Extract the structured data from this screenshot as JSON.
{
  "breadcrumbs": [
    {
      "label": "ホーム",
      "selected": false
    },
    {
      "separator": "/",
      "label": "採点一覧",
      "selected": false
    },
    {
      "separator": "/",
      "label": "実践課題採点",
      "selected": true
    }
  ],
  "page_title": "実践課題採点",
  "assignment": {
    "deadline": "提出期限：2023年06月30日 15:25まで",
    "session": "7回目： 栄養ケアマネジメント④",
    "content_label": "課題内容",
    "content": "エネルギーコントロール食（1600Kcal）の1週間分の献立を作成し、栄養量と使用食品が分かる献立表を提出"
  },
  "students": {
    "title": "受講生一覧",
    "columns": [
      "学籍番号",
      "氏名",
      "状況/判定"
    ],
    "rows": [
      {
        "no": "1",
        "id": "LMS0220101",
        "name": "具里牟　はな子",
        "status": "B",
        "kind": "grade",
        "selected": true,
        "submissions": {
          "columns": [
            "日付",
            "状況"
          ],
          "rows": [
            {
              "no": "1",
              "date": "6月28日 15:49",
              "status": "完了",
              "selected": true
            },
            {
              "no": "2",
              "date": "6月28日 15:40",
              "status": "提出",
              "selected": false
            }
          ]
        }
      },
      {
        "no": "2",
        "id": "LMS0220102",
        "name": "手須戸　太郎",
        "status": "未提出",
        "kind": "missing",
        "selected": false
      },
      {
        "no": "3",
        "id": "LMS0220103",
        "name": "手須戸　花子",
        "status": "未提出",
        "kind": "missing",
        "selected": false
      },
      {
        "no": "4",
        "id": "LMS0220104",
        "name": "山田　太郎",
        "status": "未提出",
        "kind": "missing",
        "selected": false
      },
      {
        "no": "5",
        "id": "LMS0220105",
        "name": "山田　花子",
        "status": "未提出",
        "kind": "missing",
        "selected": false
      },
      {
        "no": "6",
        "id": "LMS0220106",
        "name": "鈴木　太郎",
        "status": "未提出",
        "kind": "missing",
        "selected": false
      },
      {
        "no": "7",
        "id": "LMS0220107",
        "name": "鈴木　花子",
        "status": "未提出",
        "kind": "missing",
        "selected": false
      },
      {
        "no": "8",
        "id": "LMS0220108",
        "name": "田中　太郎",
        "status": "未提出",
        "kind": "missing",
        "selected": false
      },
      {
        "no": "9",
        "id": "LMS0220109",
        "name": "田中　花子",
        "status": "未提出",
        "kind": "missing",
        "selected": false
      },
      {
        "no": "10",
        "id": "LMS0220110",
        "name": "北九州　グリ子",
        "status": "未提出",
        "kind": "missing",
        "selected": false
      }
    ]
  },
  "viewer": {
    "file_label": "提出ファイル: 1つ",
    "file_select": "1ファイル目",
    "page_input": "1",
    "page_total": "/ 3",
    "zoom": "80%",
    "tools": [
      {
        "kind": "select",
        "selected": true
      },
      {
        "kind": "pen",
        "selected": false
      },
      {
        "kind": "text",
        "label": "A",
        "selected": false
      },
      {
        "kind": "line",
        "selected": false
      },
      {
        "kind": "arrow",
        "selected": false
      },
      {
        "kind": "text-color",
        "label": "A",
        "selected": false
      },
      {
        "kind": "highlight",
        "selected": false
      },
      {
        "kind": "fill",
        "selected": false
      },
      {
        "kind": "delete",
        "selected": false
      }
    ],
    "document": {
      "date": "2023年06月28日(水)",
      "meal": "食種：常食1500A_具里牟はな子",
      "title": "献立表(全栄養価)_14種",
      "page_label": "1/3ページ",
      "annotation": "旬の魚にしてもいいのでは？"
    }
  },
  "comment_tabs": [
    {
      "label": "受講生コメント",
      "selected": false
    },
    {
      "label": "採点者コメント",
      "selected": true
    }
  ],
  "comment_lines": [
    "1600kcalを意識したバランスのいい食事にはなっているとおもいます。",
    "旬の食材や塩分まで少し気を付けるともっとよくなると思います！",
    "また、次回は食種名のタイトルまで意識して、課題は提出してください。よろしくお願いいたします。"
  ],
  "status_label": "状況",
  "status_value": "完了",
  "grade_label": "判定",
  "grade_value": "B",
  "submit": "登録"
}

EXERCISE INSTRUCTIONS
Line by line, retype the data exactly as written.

WRITTEN RESPONSE
Extract the structured data from this screenshot as JSON.
{
  "breadcrumbs": [
    {
      "label": "ホーム",
      "selected": false
    },
    {
      "separator": "/",
      "label": "採点一覧",
      "selected": false
    },
    {
      "separator": "/",
      "label": "実践課題採点",
      "selected": true
    }
  ],
  "page_title": "実践課題採点",
  "assignment": {
    "deadline": "提出期限：2023年06月30日 15:25まで",
    "session": "7回目： 栄養ケアマネジメント④",
    "content_label": "課題内容",
    "content": "エネルギーコントロール食（1600Kcal）の1週間分の献立を作成し、栄養量と使用食品が分かる献立表を提出"
  },
  "students": {
    "title": "受講生一覧",
    "columns": [
      "学籍番号",
      "氏名",
      "状況/判定"
    ],
    "rows": [
      {
        "no": "1",
        "id": "LMS0220101",
        "name": "具里牟　はな子",
        "status": "B",
        "kind": "grade",
        "selected": true,
        "submissions": {
          "columns": [
            "日付",
            "状況"
          ],
          "rows": [
            {
              "no": "1",
              "date": "6月28日 15:49",
              "status": "完了",
              "selected": true
            },
            {
              "no": "2",
              "date": "6月28日 15:40",
              "status": "提出",
              "selected": false
            }
          ]
        }
      },
      {
        "no": "2",
        "id": "LMS0220102",
        "name": "手須戸　太郎",
        "status": "未提出",
        "kind": "missing",
        "selected": false
      },
      {
        "no": "3",
        "id": "LMS0220103",
        "name": "手須戸　花子",
        "status": "未提出",
        "kind": "missing",
        "selected": false
      },
      {
        "no": "4",
        "id": "LMS0220104",
        "name": "山田　太郎",
        "status": "未提出",
        "kind": "missing",
        "selected": false
      },
      {
        "no": "5",
        "id": "LMS0220105",
        "name": "山田　花子",
        "status": "未提出",
        "kind": "missing",
        "selected": false
      },
      {
        "no": "6",
        "id": "LMS0220106",
        "name": "鈴木　太郎",
        "status": "未提出",
        "kind": "missing",
        "selected": false
      },
      {
        "no": "7",
        "id": "LMS0220107",
        "name": "鈴木　花子",
        "status": "未提出",
        "kind": "missing",
        "selected": false
      },
      {
        "no": "8",
        "id": "LMS0220108",
        "name": "田中　太郎",
        "status": "未提出",
        "kind": "missing",
        "selected": false
      },
      {
        "no": "9",
        "id": "LMS0220109",
        "name": "田中　花子",
        "status": "未提出",
        "kind": "missing",
        "selected": false
      },
      {
        "no": "10",
        "id": "LMS0220110",
        "name": "北九州　グリ子",
        "status": "未提出",
        "kind": "missing",
        "selected": false
      }
    ]
  },
  "viewer": {
    "file_label": "提出ファイル: 1つ",
    "file_select": "1ファイル目",
    "page_input": "1",
    "page_total": "/ 3",
    "zoom": "80%",
    "tools": [
      {
        "kind": "select",
        "selected": true
      },
      {
        "kind": "pen",
        "selected": false
      },
      {
        "kind": "text",
        "label": "A",
        "selected": false
      },
      {
        "kind": "line",
        "selected": false
      },
      {
        "kind": "arrow",
        "selected": false
      },
      {
        "kind": "text-color",
        "label": "A",
        "selected": false
      },
      {
        "kind": "highlight",
        "selected": false
      },
      {
        "kind": "fill",
        "selected": false
      },
      {
        "kind": "delete",
        "selected": false
      }
    ],
    "document": {
      "date": "2023年06月28日(水)",
      "meal": "食種：常食1500A_具里牟はな子",
      "title": "献立表(全栄養価)_14種",
      "page_label": "1/3ページ",
      "annotation": "旬の魚にしてもいいのでは？"
    }
  },
  "comment_tabs": [
    {
      "label": "受講生コメント",
      "selected": false
    },
    {
      "label": "採点者コメント",
      "selected": true
    }
  ],
  "comment_lines": [
    "1600kcalを意識したバランスのいい食事にはなっているとおもいます。",
    "旬の食材や塩分まで少し気を付けるともっとよくなると思います！",
    "また、次回は食種名のタイトルまで意識して、課題は提出してください。よろしくお願いいたします。"
  ],
  "status_label": "状況",
  "status_value": "完了",
  "grade_label": "判定",
  "grade_value": "B",
  "submit": "登録"
}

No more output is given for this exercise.